#### Goal of the exercise:
Please give the listing underneath again, exactly as shown.
Given entries START
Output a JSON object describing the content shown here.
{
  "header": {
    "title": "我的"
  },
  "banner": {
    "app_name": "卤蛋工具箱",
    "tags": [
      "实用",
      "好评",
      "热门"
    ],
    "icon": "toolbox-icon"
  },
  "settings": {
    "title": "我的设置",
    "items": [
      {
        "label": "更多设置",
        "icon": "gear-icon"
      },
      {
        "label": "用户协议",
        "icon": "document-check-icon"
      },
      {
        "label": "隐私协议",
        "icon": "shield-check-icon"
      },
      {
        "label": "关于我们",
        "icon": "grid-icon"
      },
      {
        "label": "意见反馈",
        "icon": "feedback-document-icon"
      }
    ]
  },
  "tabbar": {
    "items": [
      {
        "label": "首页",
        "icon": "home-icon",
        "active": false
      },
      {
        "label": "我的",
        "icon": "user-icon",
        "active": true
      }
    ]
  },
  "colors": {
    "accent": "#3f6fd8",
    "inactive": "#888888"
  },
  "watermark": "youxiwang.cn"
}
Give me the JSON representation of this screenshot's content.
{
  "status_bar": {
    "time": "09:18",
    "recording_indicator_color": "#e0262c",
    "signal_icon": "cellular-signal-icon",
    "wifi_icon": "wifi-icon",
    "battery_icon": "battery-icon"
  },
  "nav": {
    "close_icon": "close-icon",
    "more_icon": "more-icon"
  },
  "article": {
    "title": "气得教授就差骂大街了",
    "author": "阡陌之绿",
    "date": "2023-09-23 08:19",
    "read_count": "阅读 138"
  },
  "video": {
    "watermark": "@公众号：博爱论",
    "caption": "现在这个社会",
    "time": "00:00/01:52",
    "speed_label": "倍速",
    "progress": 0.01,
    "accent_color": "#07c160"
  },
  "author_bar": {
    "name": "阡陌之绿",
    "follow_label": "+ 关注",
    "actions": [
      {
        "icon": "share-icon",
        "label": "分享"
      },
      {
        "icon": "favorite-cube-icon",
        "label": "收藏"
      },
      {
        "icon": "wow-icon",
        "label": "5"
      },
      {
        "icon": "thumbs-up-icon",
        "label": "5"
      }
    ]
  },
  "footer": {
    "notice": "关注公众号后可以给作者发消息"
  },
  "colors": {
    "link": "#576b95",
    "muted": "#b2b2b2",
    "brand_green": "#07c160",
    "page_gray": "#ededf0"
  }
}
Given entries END
#### Task response:
Output a JSON object describing the content shown here.
{
  "header": {
    "title": "我的"
  },
  "banner": {
    "app_name": "卤蛋工具箱",
    "tags": [
      "实用",
      "好评",
      "热门"
    ],
    "icon": "toolbox-icon"
  },
  "settings": {
    "title": "我的设置",
    "items": [
      {
        "label": "更多设置",
        "icon": "gear-icon"
      },
      {
        "label": "用户协议",
        "icon": "document-check-icon"
      },
      {
        "label": "隐私协议",
        "icon": "shield-check-icon"
      },
      {
        "label": "关于我们",
        "icon": "grid-icon"
      },
      {
        "label": "意见反馈",
        "icon": "feedback-document-icon"
      }
    ]
  },
  "tabbar": {
    "items": [
      {
        "label": "首页",
        "icon": "home-icon",
        "active": false
      },
      {
        "label": "我的",
        "icon": "user-icon",
        "active": true
      }
    ]
  },
  "colors": {
    "accent": "#3f6fd8",
    "inactive": "#888888"
  },
  "watermark": "youxiwang.cn"
}
Give me the JSON representation of this screenshot's content.
{
  "status_bar": {
    "time": "09:18",
    "recording_indicator_color": "#e0262c",
    "signal_icon": "cellular-signal-icon",
    "wifi_icon": "wifi-icon",
    "battery_icon": "battery-icon"
  },
  "nav": {
    "close_icon": "close-icon",
    "more_icon": "more-icon"
  },
  "article": {
    "title": "气得教授就差骂大街了",
    "author": "阡陌之绿",
    "date": "2023-09-23 08:19",
    "read_count": "阅读 138"
  },
  "video": {
    "watermark": "@公众号：博爱论",
    "caption": "现在这个社会",
    "time": "00:00/01:52",
    "speed_label": "倍速",
    "progress": 0.01,
    "accent_color": "#07c160"
  },
  "author_bar": {
    "name": "阡陌之绿",
    "follow_label": "+ 关注",
    "actions": [
      {
        "icon": "share-icon",
        "label": "分享"
      },
      {
        "icon": "favorite-cube-icon",
        "label": "收藏"
      },
      {
        "icon": "wow-icon",
        "label": "5"
      },
      {
        "icon": "thumbs-up-icon",
        "label": "5"
      }
    ]
  },
  "footer": {
    "notice": "关注公众号后可以给作者发消息"
  },
  "colors": {
    "link": "#576b95",
    "muted": "#b2b2b2",
    "brand_green": "#07c160",
    "page_gray": "#ededf0"
  }
}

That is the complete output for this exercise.